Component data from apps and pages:
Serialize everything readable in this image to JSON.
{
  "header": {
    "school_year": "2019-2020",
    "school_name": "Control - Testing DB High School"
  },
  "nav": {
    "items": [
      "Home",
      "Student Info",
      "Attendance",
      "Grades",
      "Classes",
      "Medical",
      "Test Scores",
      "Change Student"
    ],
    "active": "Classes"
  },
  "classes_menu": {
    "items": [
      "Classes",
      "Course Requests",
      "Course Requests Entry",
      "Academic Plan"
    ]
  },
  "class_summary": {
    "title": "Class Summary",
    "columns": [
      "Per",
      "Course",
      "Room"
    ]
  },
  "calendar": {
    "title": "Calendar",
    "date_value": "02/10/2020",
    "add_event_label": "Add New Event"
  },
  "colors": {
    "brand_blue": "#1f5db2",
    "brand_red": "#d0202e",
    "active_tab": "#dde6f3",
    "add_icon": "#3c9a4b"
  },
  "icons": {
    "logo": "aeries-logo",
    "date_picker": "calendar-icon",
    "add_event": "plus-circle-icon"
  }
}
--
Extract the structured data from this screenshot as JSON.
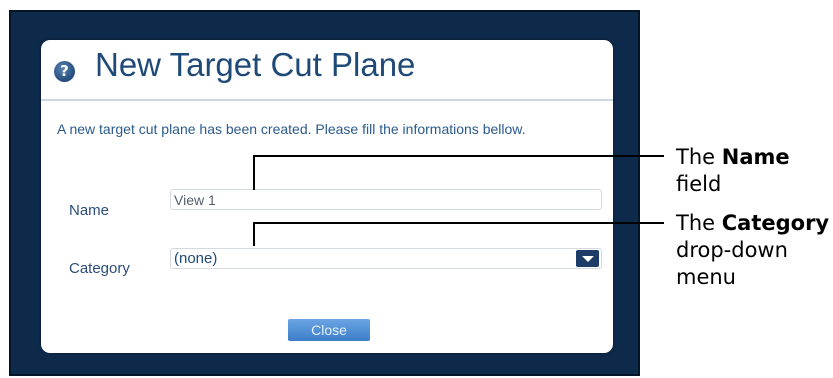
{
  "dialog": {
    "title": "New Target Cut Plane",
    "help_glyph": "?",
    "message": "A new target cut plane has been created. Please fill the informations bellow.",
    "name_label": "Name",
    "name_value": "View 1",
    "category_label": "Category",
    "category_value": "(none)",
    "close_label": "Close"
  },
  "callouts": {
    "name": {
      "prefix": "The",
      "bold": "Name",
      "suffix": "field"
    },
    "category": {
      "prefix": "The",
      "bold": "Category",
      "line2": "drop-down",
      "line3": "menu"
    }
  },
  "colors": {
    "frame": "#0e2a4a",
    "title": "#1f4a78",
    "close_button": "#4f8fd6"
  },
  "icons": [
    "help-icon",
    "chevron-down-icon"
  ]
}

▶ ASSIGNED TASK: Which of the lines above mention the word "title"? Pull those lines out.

▶ RESULT FOR THIS EXERCISE:
    "title": "Class Summary",
    "title": "Calendar",
    "title": "New Target Cut Plane",
    "title": "#1f4a78",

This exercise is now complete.